Also, another great way to meet and mingle with CI colleagues is to attend workshops or conferences. Find out what might be happening near you! The 2nd annual Mitten CI Conference in Saline, Michigan is Saturday, April 21, with pre-conference workshops on Friday, April 20. Find more information here. The amazing IFLT18 conference is in Cincinnati, Ohio this July. Learn more about IFLT18 here.

4. Show and Tell–Share your successes with “stakeholders.”

Our school district produces a quarterly newsletter for the community and I always take the opportunity to write an article or two to share what is going on in my classroom and in Spanish Club. I typically include photographs and thus, before the quarterly due dates, I spend some time reviewing my saved images from the past few months. Doing this reminds me of the “photo worthy” happenings that do go on all school year long. Sharing the successes and events happening in your classroom is another way to advocate for and “advertise” your program.

5. Enjoy your students.

Enjoy your students, they are the reason you are where you are! This time of the year can present some challenges–everyone might be feeling that “senioritis” (or “summeritis”) has kicked in. This might be a perfect time to try something new while still keeping the normality of a regular routine. Can you enjoy your students with some new music? With a new game? Can you bring out a tried and true activity or story you haven’t used in a while? I do use music a lot in class but decided to add in a regular dance time on Wednesdays this trimester in my upper level class. I might even try it in level 2! My tried and true for this trimester is one of my favorite Comprehension-based readers, Felipe Alou: Desde los valles a las montañas, written by Carol Gaab. I’m excited to share it with my students this trimester. We’ll start it after spring break. I’ve used it for several years now and each time I try to add one or two new things to the mix. An autobiography written by Felipe Alou with Peter Kerasotis just came out. I read it over spring break and I am looking forward to sharing more information and insight about Felipe’s life with my students as we explore the reader.
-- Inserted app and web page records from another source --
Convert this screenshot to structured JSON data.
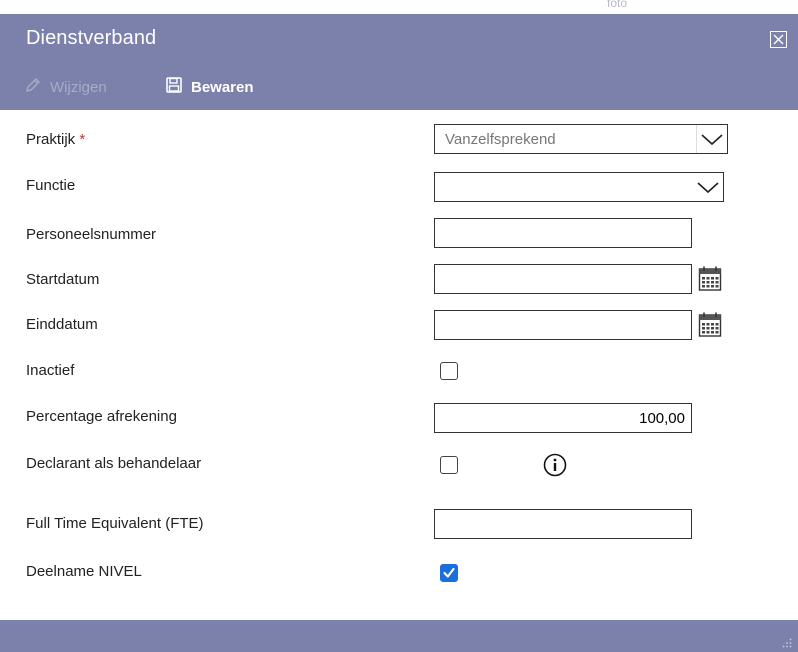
{
  "background": {
    "fragment_text": "foto"
  },
  "dialog": {
    "title": "Dienstverband",
    "toolbar": {
      "edit_label": "Wijzigen",
      "save_label": "Bewaren"
    },
    "fields": {
      "praktijk": {
        "label": "Praktijk",
        "required_mark": "*",
        "value": "Vanzelfsprekend"
      },
      "functie": {
        "label": "Functie",
        "value": ""
      },
      "personeelsnummer": {
        "label": "Personeelsnummer",
        "value": ""
      },
      "startdatum": {
        "label": "Startdatum",
        "value": ""
      },
      "einddatum": {
        "label": "Einddatum",
        "value": ""
      },
      "inactief": {
        "label": "Inactief",
        "checked": false
      },
      "percentage": {
        "label": "Percentage afrekening",
        "value": "100,00"
      },
      "declarant": {
        "label": "Declarant als behandelaar",
        "checked": false
      },
      "fte": {
        "label": "Full Time Equivalent (FTE)",
        "value": ""
      },
      "nivel": {
        "label": "Deelname NIVEL",
        "checked": true
      }
    }
  },
  "colors": {
    "header_bg": "#7c81ab",
    "checkbox_accent": "#1a6fde",
    "required": "#c0392b"
  },
  "icons": [
    "close-icon",
    "pencil-icon",
    "floppy-disk-icon",
    "chevron-down-icon",
    "calendar-icon",
    "info-icon",
    "resize-grip-icon"
  ]
}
Find out how I use the reader in my classroom with this CIPeek blog post.

We recently transitioned to our third trimester at our school so I have a mix of students from my first and second trimester classes. We just recently instituted Positive Behavioral Intervention and Supports (PBIS) and thus, it is a perfect time to talk about class expectations again and what that looks like in our language classroom. I’m grateful that our school district has trained teachers and staff in the “Nurtured Heart Approach” and that has helped us to make the transition. Another source of inspiration and support is Laurie Clarcq via her presence on her blog, Facebook pages, and in person at conferences. I would be remiss if I did not include a link to her blog which is a heartfelt resource for teachers.
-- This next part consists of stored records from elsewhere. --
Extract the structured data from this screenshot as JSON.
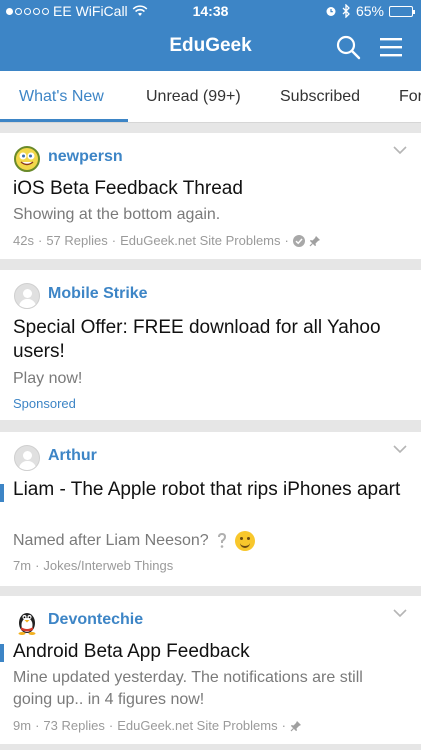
{
  "status_bar": {
    "carrier": "EE WiFiCall",
    "time": "14:38",
    "battery": "65%",
    "battery_level": 0.65
  },
  "header": {
    "title": "EduGeek"
  },
  "tabs": [
    {
      "label": "What's New",
      "active": true
    },
    {
      "label": "Unread (99+)",
      "active": false
    },
    {
      "label": "Subscribed",
      "active": false
    },
    {
      "label": "For",
      "active": false
    }
  ],
  "feed": [
    {
      "author": "newpersn",
      "avatar": "spongebob-avatar",
      "title": "iOS Beta Feedback Thread",
      "snippet": "Showing at the bottom again.",
      "age": "42s",
      "replies": "57 Replies",
      "forum": "EduGeek.net Site Problems",
      "unread": false
    },
    {
      "author": "Mobile Strike",
      "avatar": "default-avatar",
      "title": "Special Offer: FREE download for all Yahoo users!",
      "snippet": "Play now!",
      "sponsored": "Sponsored"
    },
    {
      "author": "Arthur",
      "avatar": "default-avatar",
      "title": "Liam - The Apple robot that rips iPhones apart",
      "snippet": "Named after Liam Neeson?",
      "age": "7m",
      "forum": "Jokes/Interweb Things",
      "unread": true
    },
    {
      "author": "Devontechie",
      "avatar": "tux-avatar",
      "title": "Android Beta App Feedback",
      "snippet": "Mine updated yesterday. The notifications are still going up.. in 4 figures now!",
      "age": "9m",
      "replies": "73 Replies",
      "forum": "EduGeek.net Site Problems",
      "unread": true
    }
  ],
  "meta_separator": "·",
  "colors": {
    "brand": "#3d85c6",
    "background": "#e6e6e6"
  }
}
What are some things that help you and make you feel supported? How have you gotten back on track this year? How have you supported your colleagues? Please share in the comments!
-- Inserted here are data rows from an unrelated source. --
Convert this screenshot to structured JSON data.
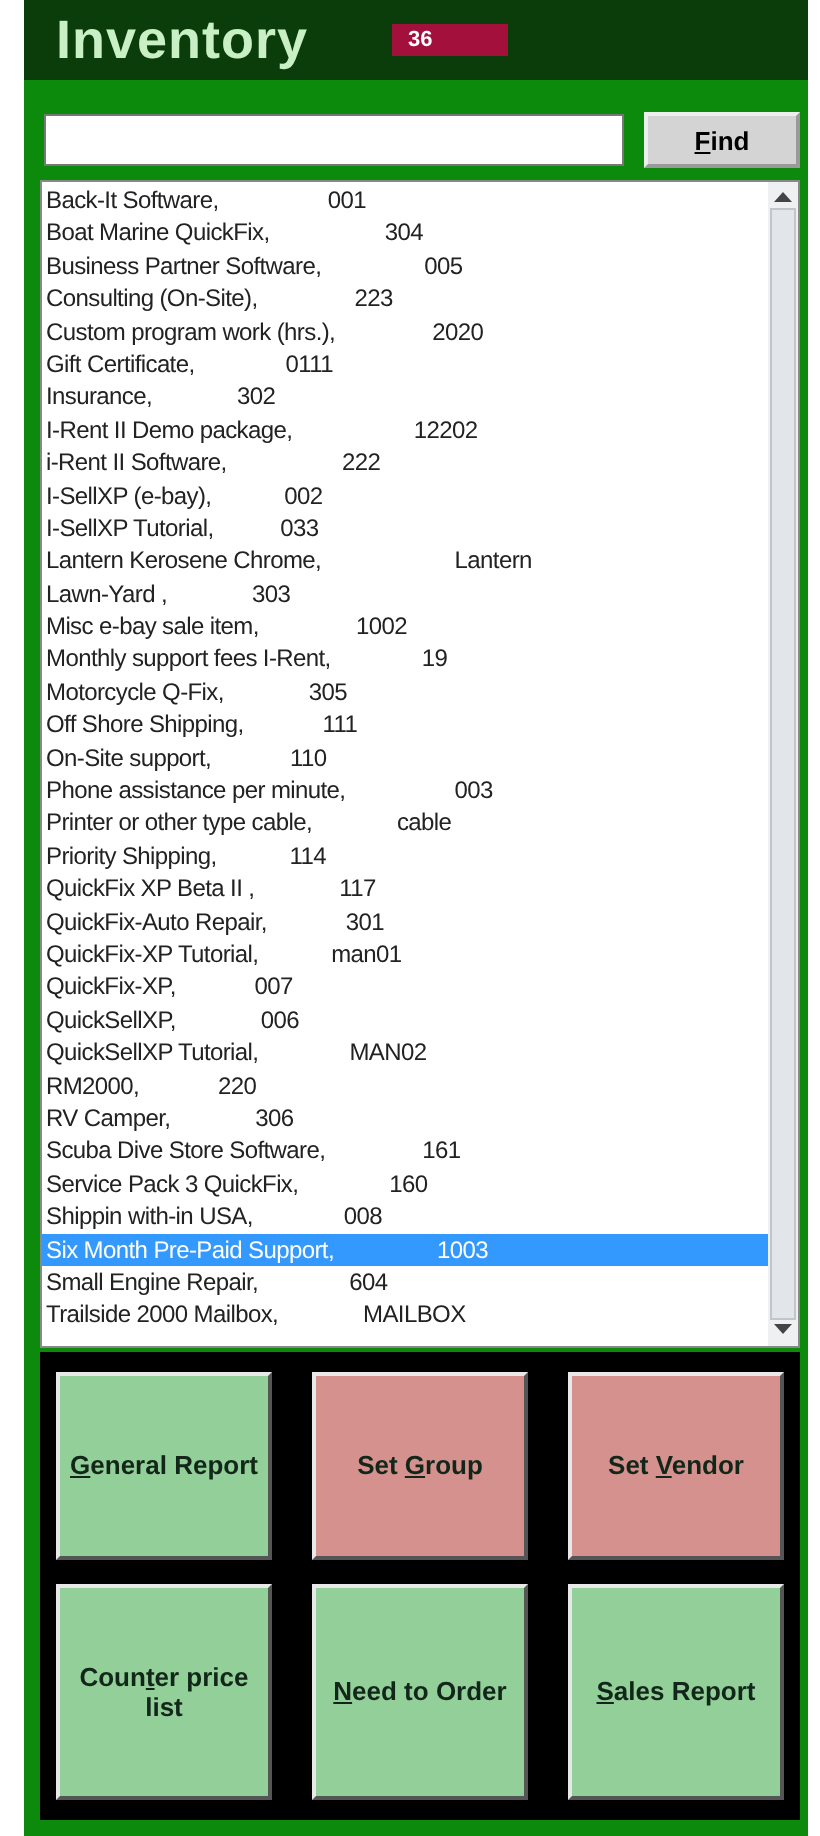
{
  "window": {
    "title": "Inventory",
    "badge": "36"
  },
  "search": {
    "button": {
      "key": "F",
      "post": "ind"
    }
  },
  "list": [
    {
      "text": "Back-It Software,                  001",
      "selected": false
    },
    {
      "text": "Boat Marine QuickFix,                   304",
      "selected": false
    },
    {
      "text": "Business Partner Software,                 005",
      "selected": false
    },
    {
      "text": "Consulting (On-Site),                223",
      "selected": false
    },
    {
      "text": "Custom program work (hrs.),                2020",
      "selected": false
    },
    {
      "text": "Gift Certificate,               0111",
      "selected": false
    },
    {
      "text": "Insurance,              302",
      "selected": false
    },
    {
      "text": "I-Rent II Demo package,                    12202",
      "selected": false
    },
    {
      "text": "i-Rent II Software,                   222",
      "selected": false
    },
    {
      "text": "I-SellXP (e-bay),            002",
      "selected": false
    },
    {
      "text": "I-SellXP Tutorial,           033",
      "selected": false
    },
    {
      "text": "Lantern Kerosene Chrome,                      Lantern",
      "selected": false
    },
    {
      "text": "Lawn-Yard ,              303",
      "selected": false
    },
    {
      "text": "Misc e-bay sale item,                1002",
      "selected": false
    },
    {
      "text": "Monthly support fees I-Rent,               19",
      "selected": false
    },
    {
      "text": "Motorcycle Q-Fix,              305",
      "selected": false
    },
    {
      "text": "Off Shore Shipping,             111",
      "selected": false
    },
    {
      "text": "On-Site support,             110",
      "selected": false
    },
    {
      "text": "Phone assistance per minute,                  003",
      "selected": false
    },
    {
      "text": "Printer or other type cable,              cable",
      "selected": false
    },
    {
      "text": "Priority Shipping,            114",
      "selected": false
    },
    {
      "text": "QuickFix XP Beta II ,              117",
      "selected": false
    },
    {
      "text": "QuickFix-Auto Repair,             301",
      "selected": false
    },
    {
      "text": "QuickFix-XP Tutorial,            man01",
      "selected": false
    },
    {
      "text": "QuickFix-XP,             007",
      "selected": false
    },
    {
      "text": "QuickSellXP,              006",
      "selected": false
    },
    {
      "text": "QuickSellXP Tutorial,               MAN02",
      "selected": false
    },
    {
      "text": "RM2000,             220",
      "selected": false
    },
    {
      "text": "RV Camper,              306",
      "selected": false
    },
    {
      "text": "Scuba Dive Store Software,                161",
      "selected": false
    },
    {
      "text": "Service Pack 3 QuickFix,               160",
      "selected": false
    },
    {
      "text": "Shippin with-in USA,               008",
      "selected": false
    },
    {
      "text": "Six Month Pre-Paid Support,                 1003",
      "selected": true
    },
    {
      "text": "Small Engine Repair,               604",
      "selected": false
    },
    {
      "text": "Trailside 2000 Mailbox,              MAILBOX",
      "selected": false
    }
  ],
  "buttons": [
    {
      "kind": "green",
      "key": "G",
      "post": "eneral Report"
    },
    {
      "kind": "red",
      "pre": "Set ",
      "key": "G",
      "post": "roup"
    },
    {
      "kind": "red",
      "pre": "Set ",
      "key": "V",
      "post": "endor"
    },
    {
      "kind": "green",
      "pre": "Coun",
      "key": "t",
      "post": "er price list"
    },
    {
      "kind": "green",
      "key": "N",
      "post": "eed to Order"
    },
    {
      "kind": "green",
      "key": "S",
      "post": "ales Report"
    }
  ]
}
Rebecca (Becky) Moulton has been teaching Spanish since 1995 at Northwest High School in Jackson, Michigan. She has been teaching with TPRS/CI since 1999. She earned a BA from Alma College in Alma, MI. After a career change, Becky received her teaching certification from Northern Michigan University and later earned an MA in Common Learnings in Curriculum from Eastern Michigan University in Ypsilanti, MI. Contact Becky at Rebecca.Moulton@nwschools.org and follow her on Twitter @SraMoulton

Do you love teaching Felipe Alou like Becky? Here is a super cool Felipe Alou breakout activity designed by Kristine Keefe-Hassan!

Did you know that free professional development is just a click away on Facebook?
Fluency Matters Facebook page
Fluency Matters Comprehension-Based Readers Facebook group
iFLT Conference Facebook group
CI-Intermediate Students Facebook group

1 Comment

Post A Comment